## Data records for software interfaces
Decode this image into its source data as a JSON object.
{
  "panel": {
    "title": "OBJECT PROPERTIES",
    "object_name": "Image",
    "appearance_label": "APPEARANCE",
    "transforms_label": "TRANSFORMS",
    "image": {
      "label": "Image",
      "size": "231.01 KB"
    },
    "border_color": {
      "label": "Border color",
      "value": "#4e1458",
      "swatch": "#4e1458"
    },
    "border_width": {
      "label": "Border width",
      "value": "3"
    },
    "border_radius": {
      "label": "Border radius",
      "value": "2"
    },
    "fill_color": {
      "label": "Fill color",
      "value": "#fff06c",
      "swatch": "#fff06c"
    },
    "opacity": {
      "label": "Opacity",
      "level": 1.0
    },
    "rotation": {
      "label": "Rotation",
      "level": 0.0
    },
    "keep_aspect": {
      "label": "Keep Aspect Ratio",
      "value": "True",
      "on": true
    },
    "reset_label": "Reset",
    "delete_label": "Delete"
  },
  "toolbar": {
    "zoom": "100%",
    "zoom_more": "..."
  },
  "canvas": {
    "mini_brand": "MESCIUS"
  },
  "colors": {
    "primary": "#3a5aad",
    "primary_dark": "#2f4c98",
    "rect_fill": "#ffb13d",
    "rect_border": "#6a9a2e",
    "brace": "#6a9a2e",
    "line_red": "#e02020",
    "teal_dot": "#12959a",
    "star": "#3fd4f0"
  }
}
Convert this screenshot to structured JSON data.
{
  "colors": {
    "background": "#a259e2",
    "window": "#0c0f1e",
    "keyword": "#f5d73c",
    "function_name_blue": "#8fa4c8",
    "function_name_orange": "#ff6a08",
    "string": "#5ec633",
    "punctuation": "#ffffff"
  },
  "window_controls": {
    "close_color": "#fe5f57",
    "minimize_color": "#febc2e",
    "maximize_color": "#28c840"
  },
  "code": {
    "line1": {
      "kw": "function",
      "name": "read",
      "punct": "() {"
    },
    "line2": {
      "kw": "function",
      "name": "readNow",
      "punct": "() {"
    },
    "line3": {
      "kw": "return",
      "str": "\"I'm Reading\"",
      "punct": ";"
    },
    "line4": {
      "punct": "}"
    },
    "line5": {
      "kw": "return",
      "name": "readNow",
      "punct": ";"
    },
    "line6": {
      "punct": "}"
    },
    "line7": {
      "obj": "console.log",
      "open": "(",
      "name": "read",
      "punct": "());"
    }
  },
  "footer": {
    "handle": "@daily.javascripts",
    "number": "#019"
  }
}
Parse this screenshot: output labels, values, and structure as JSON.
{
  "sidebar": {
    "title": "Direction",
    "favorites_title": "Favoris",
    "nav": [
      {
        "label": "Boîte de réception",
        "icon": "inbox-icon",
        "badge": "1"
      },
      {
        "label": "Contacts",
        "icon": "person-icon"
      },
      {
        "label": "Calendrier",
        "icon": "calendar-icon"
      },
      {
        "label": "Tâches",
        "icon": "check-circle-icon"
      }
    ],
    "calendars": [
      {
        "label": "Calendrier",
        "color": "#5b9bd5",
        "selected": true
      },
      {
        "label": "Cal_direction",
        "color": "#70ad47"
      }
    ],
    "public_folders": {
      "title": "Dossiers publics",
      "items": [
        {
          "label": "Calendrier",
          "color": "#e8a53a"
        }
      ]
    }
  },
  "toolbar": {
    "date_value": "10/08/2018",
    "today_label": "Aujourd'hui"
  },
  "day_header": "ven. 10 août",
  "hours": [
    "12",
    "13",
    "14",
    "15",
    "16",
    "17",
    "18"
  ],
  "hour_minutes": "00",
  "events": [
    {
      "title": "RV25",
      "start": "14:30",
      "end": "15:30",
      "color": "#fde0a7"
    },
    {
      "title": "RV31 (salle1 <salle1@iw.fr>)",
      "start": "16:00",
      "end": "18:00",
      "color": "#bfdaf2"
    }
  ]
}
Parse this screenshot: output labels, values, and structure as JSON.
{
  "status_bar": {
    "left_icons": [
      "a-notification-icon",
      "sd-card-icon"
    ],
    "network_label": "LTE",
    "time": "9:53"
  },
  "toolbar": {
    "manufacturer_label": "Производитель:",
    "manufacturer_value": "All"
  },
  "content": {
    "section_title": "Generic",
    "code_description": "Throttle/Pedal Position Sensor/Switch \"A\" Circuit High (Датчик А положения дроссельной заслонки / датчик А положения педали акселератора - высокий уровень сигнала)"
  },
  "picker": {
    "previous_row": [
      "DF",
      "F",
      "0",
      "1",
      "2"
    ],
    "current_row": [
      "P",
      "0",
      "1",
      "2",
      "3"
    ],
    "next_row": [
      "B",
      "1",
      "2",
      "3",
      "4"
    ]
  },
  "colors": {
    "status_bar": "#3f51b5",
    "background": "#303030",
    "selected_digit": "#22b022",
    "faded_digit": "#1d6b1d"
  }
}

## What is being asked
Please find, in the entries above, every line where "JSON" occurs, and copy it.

## Exercise output
Decode this image into its source data as a JSON object.
Convert this screenshot to structured JSON data.
Parse this screenshot: output labels, values, and structure as JSON.
Parse this screenshot: output labels, values, and structure as JSON.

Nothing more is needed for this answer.